I hope you've enjoyed our walk through the garden. Come again soon, you hear?

8 comments:

Franna said...

Wow! Your garden puts ours to shame, and I love the story of the Lila beans. Do you have enough to share with us? :-) :-)
Franna

Michelle at Boulderneigh said...

I would love to buy some Lila beans, too. You have such a beautiful place -- but we should expect that from a landscape professional, right? ;-)

thecrazysheeplady said...

Great story!

vlb5757 said...

Your beans and flowers look great. My beans got attacked by Japenese Beetles and did take a little longer to recover the attack but we have been getting some beans every few days. The rabbits have discovered my lima beans and I doubt we will get much yield from them. I second what Michelle says! Can he come here and do my backyard???

Mim said...

Wonderful story and your garden is beautiful. Our garden is not so good here this year.

Kathy said...

I, too, would like to buy some of Lila's Beans seeds. Would the Shepherd be willing to sell some to the Shepherdess? :)

Let me know and I'll start counting my "beans" to send him.

Lovely story. And it was really good to talk to you.

Leigh said...

Your garden is gorgeous! And it has it's own heritage too. Beautiful photos. Hugs to you all!

Sharon said...

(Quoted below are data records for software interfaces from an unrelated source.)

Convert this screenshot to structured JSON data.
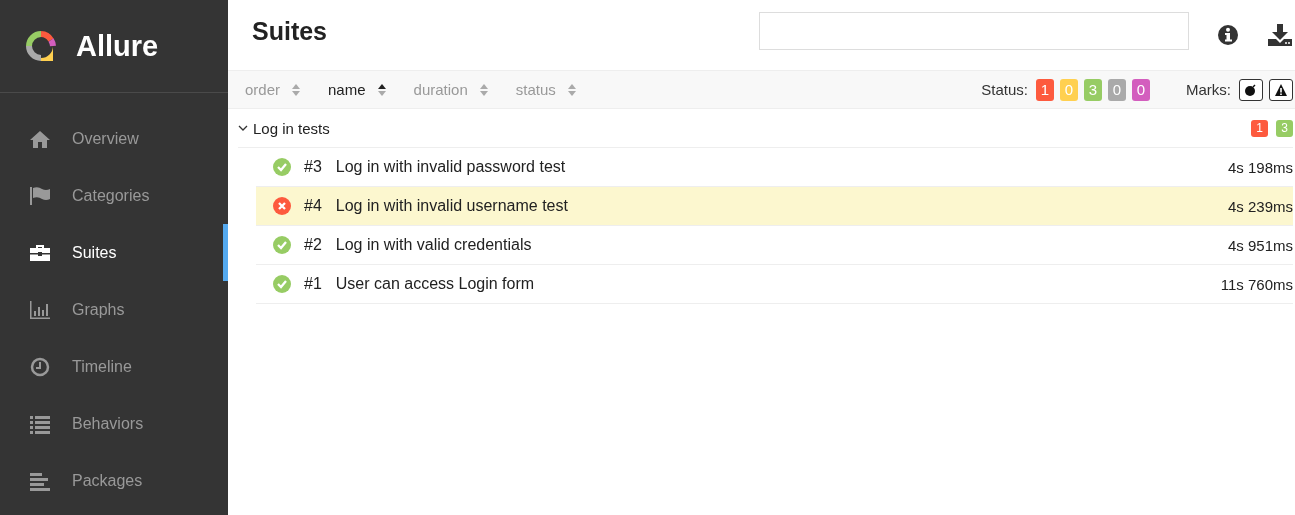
{
  "brand": {
    "name": "Allure"
  },
  "sidebar": {
    "items": [
      {
        "label": "Overview",
        "selected": false
      },
      {
        "label": "Categories",
        "selected": false
      },
      {
        "label": "Suites",
        "selected": true
      },
      {
        "label": "Graphs",
        "selected": false
      },
      {
        "label": "Timeline",
        "selected": false
      },
      {
        "label": "Behaviors",
        "selected": false
      },
      {
        "label": "Packages",
        "selected": false
      }
    ]
  },
  "header": {
    "title": "Suites"
  },
  "sort": [
    {
      "label": "order",
      "selected": false
    },
    {
      "label": "name",
      "selected": true
    },
    {
      "label": "duration",
      "selected": false
    },
    {
      "label": "status",
      "selected": false
    }
  ],
  "status_filter": {
    "label": "Status:",
    "counts": [
      {
        "value": "1",
        "color": "#fd5a3e"
      },
      {
        "value": "0",
        "color": "#ffd050"
      },
      {
        "value": "3",
        "color": "#97cc64"
      },
      {
        "value": "0",
        "color": "#aaaaaa"
      },
      {
        "value": "0",
        "color": "#d35ebe"
      }
    ]
  },
  "marks": {
    "label": "Marks:",
    "items": [
      {
        "kind": "flaky"
      },
      {
        "kind": "warning"
      }
    ]
  },
  "groups": [
    {
      "name": "Log in tests",
      "expanded": true,
      "counts": [
        {
          "value": "1",
          "color": "#fd5a3e"
        },
        {
          "value": "3",
          "color": "#97cc64"
        }
      ],
      "tests": [
        {
          "order": "#3",
          "name": "Log in with invalid password test",
          "duration": "4s 198ms",
          "kind": "passed",
          "selected": false
        },
        {
          "order": "#4",
          "name": "Log in with invalid username test",
          "duration": "4s 239ms",
          "kind": "failed",
          "selected": true
        },
        {
          "order": "#2",
          "name": "Log in with valid credentials",
          "duration": "4s 951ms",
          "kind": "passed",
          "selected": false
        },
        {
          "order": "#1",
          "name": "User can access Login form",
          "duration": "11s 760ms",
          "kind": "passed",
          "selected": false
        }
      ]
    }
  ]
}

Electro-net sounds like something I need to know about. I've never heard of it, but it makes sense. We have everything imprisoned in wire cages. I like Electro-net already. I hope you'll blog about it.